Australasian Science: Australia's authority on science since 1938

Additive Manufacturing: Collaboration Trumps Complexity

By Mike Heard

Subsidies are required to provide industry-wide access to additive manufacturing technologies.

Additive manufacturing is a generic but advanced manufacturing technology that’s essential to any diverse complex manufacturing economy. Successful adoption of additive manufacturing is itself a complex undertaking and, for other than very large businesses, prohibitively expensive and risky if attempted in-house and alone.

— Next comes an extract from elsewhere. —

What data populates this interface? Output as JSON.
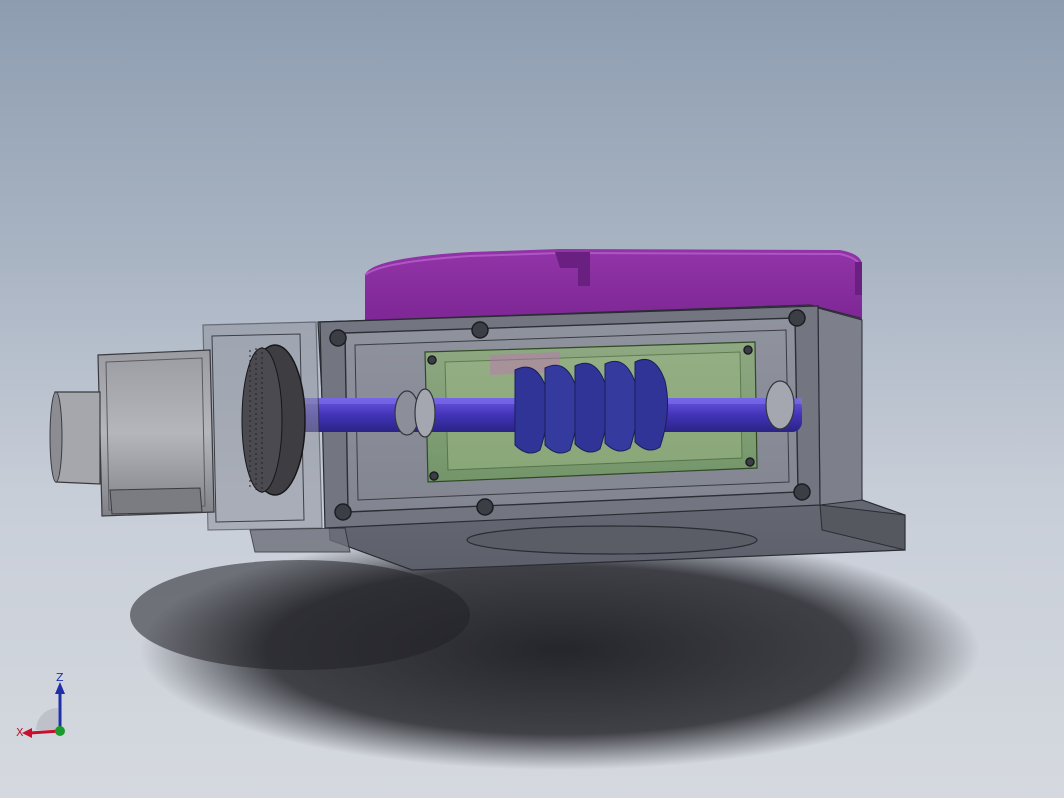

Manufacturing in Australia is comprised of a few relatively large organisations and many small-to-medium enterprises (SME). Economy-wide adoption of additive manufacturing requires models of collaboration between governments, industry and research institutions. Such collaboration, initially government-subsidised, can provide access for individual businesses to additive manufacturing knowledge and physical capability at reasonable cost.

Additive manufacturing is applicable to the manufacture of complex tooling, components and finished products in many materials, including various metals and plastics. It may be utilised for modelling, prototyping, short runs, mass customisation and, in specific circumstances, long production runs. It is an essential generic technology for a diverse manufacturing economy and is valuable to small, medium and large manufacturers across virtually all manufacturing sectors.

Strategic thinking about the end-use objective opens new design options that may be uniquely implemented using additive manufacturing. “Can this part be made more economically by additive manufacturing?” is usually the wrong question. The right one is: “What do I need to do, and why?”.

A first-principles design approach and a technology that can implement highly complex designs leads to the interrelated evaluation of various additive manufacturing materials, manufacturing processes, layering dimensions and machinery brands and models. Optimisation of the outcome is an iterative process involving several variables.

All of this points to a collaboration model between governments, research institutions and businesses – an important step in reversing the culture that sees Australia near last among OECD nations in collaboration focused on innovation.

Overcoming Cost and Risk

National and international expert presenters at a recent Adelaide workshop organised by ATSE and the South Australian government)agreed that SMEs adopting additive manufacturing (where it is the right technology) must have economical access to the necessary facilities and expertise to conduct the required iterative design and process experimentation and testing.

All of the models they presented incorporated a centre of additive manufacturing capital facilities and operational and research expertise available to various manufacturers on a fee for service or annual subscription basis.

It was apparent there are three key requirements for such a centre:

  • it needs a relatively broad range of additive manufacturing materials, process and equipment capabilities;
  • it requires ready access to the sophisticated research and measurement facilities and expertise demanded by the iterative optimisation process; and
  • it should be readily accessible to the manufacturers it seeks to serve.

Such a centre, taking South Australia as an example, would:

  • partner with and be the local gateway and facilitator of access for manufacturers to additive manufacturing capability, rather than duplicate existing equipment and expertise;
  • invest in the most needed additive manufacturing processes and equipment not held by partners, then provide them with reciprocal access; and
  • enable and encourage universities to provide access to their research, measurement and analysis capability, materials science, nanotechnology and other skills that already exist at the universities and are vital to the iterative optimisation process.

The fees for service and/or annual subscriptions for manufacturers using the centre would fund research projects for the universities involving materials and process optimisation, and universities would have the right to publish generic outcomes from research projects under guidelines agreed with industry partners of the centre.

Government subsidies would be required to establish such a centre but, over time, as additive manufacturing became established in industry, demand for the services of the centre would grow and the government subsidy could progressively diminish.

Federal and state funds are rightly available for projects to mitigate the very serious impacts of the loss of South Australia’s automotive industry and vital supply chain. Use of a portion of these funds to establish a generic advanced manufacturing capability in the state – of potential value to the majority of existing manufacturers – would seem to be a wise investment.

This is especially the case given the structure of South Australia’s manufacturing industry, with many SMEs employing a wide range of manufacturing processes to service a variety of markets.

It would also seem to be a model that would prove valuable to Australia.

Mike Heard FTSE is a prominent advocate for additive manufacturing, convenor of the Adelaide workshop and former CEO of Codan Limited, which he transformed from a small Adelaide radio manufacturer to a diversified technology product business with worldwide sales.